And herein lies the most troubling concern about attempts to overturn Roe and Casey: These rulings were judicious and balanced attempts at forging a compromise between the well-being of the mother and the inherent value of a fetus as life-in-potential while gestating, a fully embodied person warranting protection once it can survive outside the womb. On its face, even liberal lions like Ruth Bader Ginsberg decried the legal reasoning behind Roe/Casey as providing an untenable basis for securing women’s reproductive choice. And yet their parameters, providing freedom of choice in the first trimester and greater regulation after, were a thoughtful approach to reconciling the cherished values of opposing constituencies. The ideal would be to ground this ruling more firmly in the Equal Protection Clause of the 14th Amendment. But as we well know, the current political climate renders such Solomonic reasoning impossible.
While the overturning of Roe will only add rocket fuel to the fires of polarization that afflict us, perhaps the silent majority of moderation that encompasses most outside the beltway and off of Twitter could use this critical moment to turn the tide of irreconcilable differences into a call to compromise. For compromise is not a concession of fundamental principle but an acknowledgment of the merits of other’s creeds—not a betrayal of one’s values, but an affirmation of the decent intentions of those with whom we disagree.
Yes, there are strident pro-life idealogues who seek to constrain women’s lives out of misogyny, and pro-choice advocates who take a cavalier approach to termination as a form of birth control. And there is a distinct circle in hell for cynical politicians who lack any principle other than the pursuit of power by appealing to their base through leveraging its worst inclinations. But these are fringe views that bely the authentic and valid convictions on both sides of this divide.

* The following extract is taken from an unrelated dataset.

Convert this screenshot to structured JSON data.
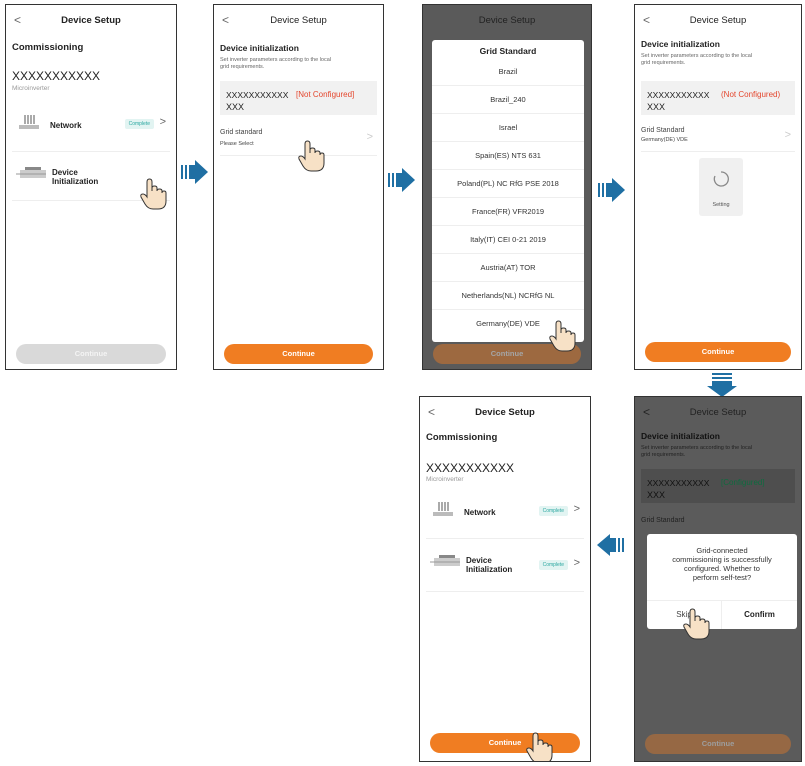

Jewish tradition does not shy from debate, but rather looks at it as necessary, even preferable, in pursuit of a synthetic truth that transcends the perspective of any single individual or group. These “debates for the sake of heaven” often result in a compromise that does not completely satisfy either side, but rather preserves the cohesion of the community so that it may endure. May our nation continue this debate as dialogue, with a hope not for political victory and the vanquishing of our enemies, but for a reconciliation rooted in a recognition of the dignity and divinity that adheres to all.